Blog by Sumana Harihareswara, Changeset founder
Breaking Release Bottlenecks -- What Changeset Can Do
I did some volunteer work earlier this year, helping rejuvenate pipenv (a command-line tool that some people use to help handle Python packages they make and use). Here's what I did, how long it took, and how you can do the same.
Pipenv's maintainers had not released a new version since November 2018, and users were concerned (in many cases switching to competitors). In early March of this year, someone suggested that perhaps the official Python Packaging User Guide should stop recommending it. I saw that suggestion and went into the relevant Internet Relay Chat (IRC) channel to nudge one of pipenv's maintainers and to ask: what do you need? What's blocking you?
Dan Ryan ("techalchemy") knew what was blocking him:
techalchemy: if you're purely evaluating 'how do we release the code', yeah I might just be the main roadblock?
techalchemy: someone to yell at me to stop doing things that are not related to the goal?
sumanah: let us assume that a successful release -- even as a pre-alpha -- is something that does not instantly break every user's life
techalchemy: yeah longer term planning though would require tech writing for sure and onboarding help, god do I struggle with that
techalchemy: have you heard me explain something...
sumanah: if you JUST want someone to yell at you to stop doing those unrelated things, just for about a month, then that can be cheaper .... would you actually _listen_ to that person?
techalchemy: historically speaking, I'd insist I was doing something important briefly but probably reassess, I do know what needs to happen
sumanah: :-) ok. So, how frequently do you need those checkins? like, 4 times a day, 5 days a week?
techalchemy: hopefully not that much, but I could see a few checkins being helpful especially if we were also onboarding some new people
sumanah: techalchemy: ~10 minutes of conversation, via IRC, 4 times a day, 5 days a week, for 3 weeks....

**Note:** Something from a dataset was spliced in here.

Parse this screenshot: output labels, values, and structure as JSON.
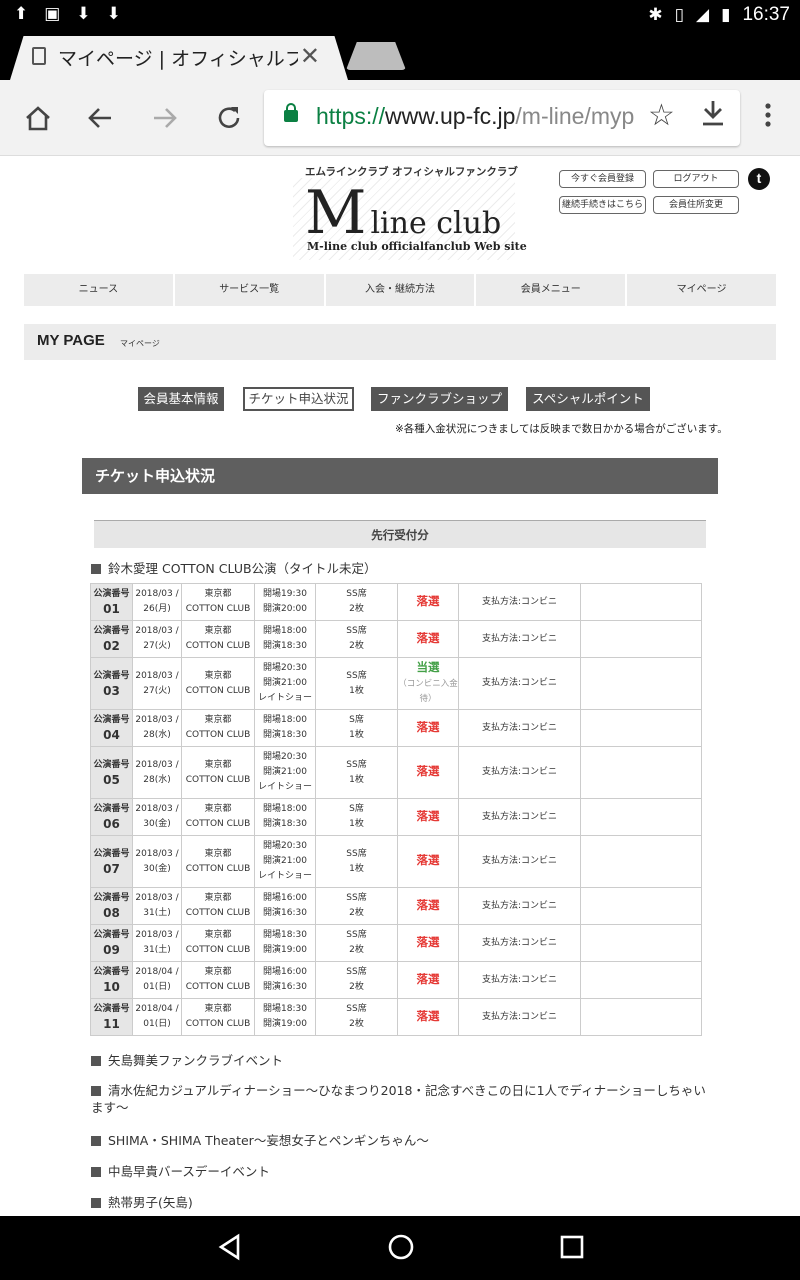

That would have worked out to about ten hours. We underestimated how long it would take Dan to address some nasty continuous integration bugs, so instead of three weeks it took three months. Over those months, I donated about 15 hours of my time, helping him release two betas, then a stable version in May. Given my current hourly rates, this constitutes a donation worth a few thousand dollars, which is infinitesimal compared to the value unlocked by expediting a pipenv release.
Dan needed someone to help him with prioritization, release management, and communications. So I:
It's kind of fascinating as an example of bottlenecks in open source development and the importance of project managers.
And Yoz Grahame replied:
I regularly have conversations like this, and it's a toss-up as to which of the two roles I play.
Yeah. An external perspective can help a lot. And, ideally, a project manager is a supportive accountability partner who helps with the bits you're not great at.
If you/your company depends on an open source project and you're getting annoyed or worried because the release cadence has slowed to a standstill, there's a strong chance you can turn that around. If someone on your team can spend a few hours complementing the existing maintainers and helping unblock them, that could save you a bundle compared to forking or switching dependencies. Try talking with the maintainers about what they need. And I do mean talking, as in, synchronous conversation via voice or chat, so you can build some trust and get the kind of conversation you see in the IRC log above.
Or: contact Changeset Consulting for a free initial 30-minute chat. Maybe it'll only cost you a few thousand dollars to get that bottleneck unblocked. Let's find out!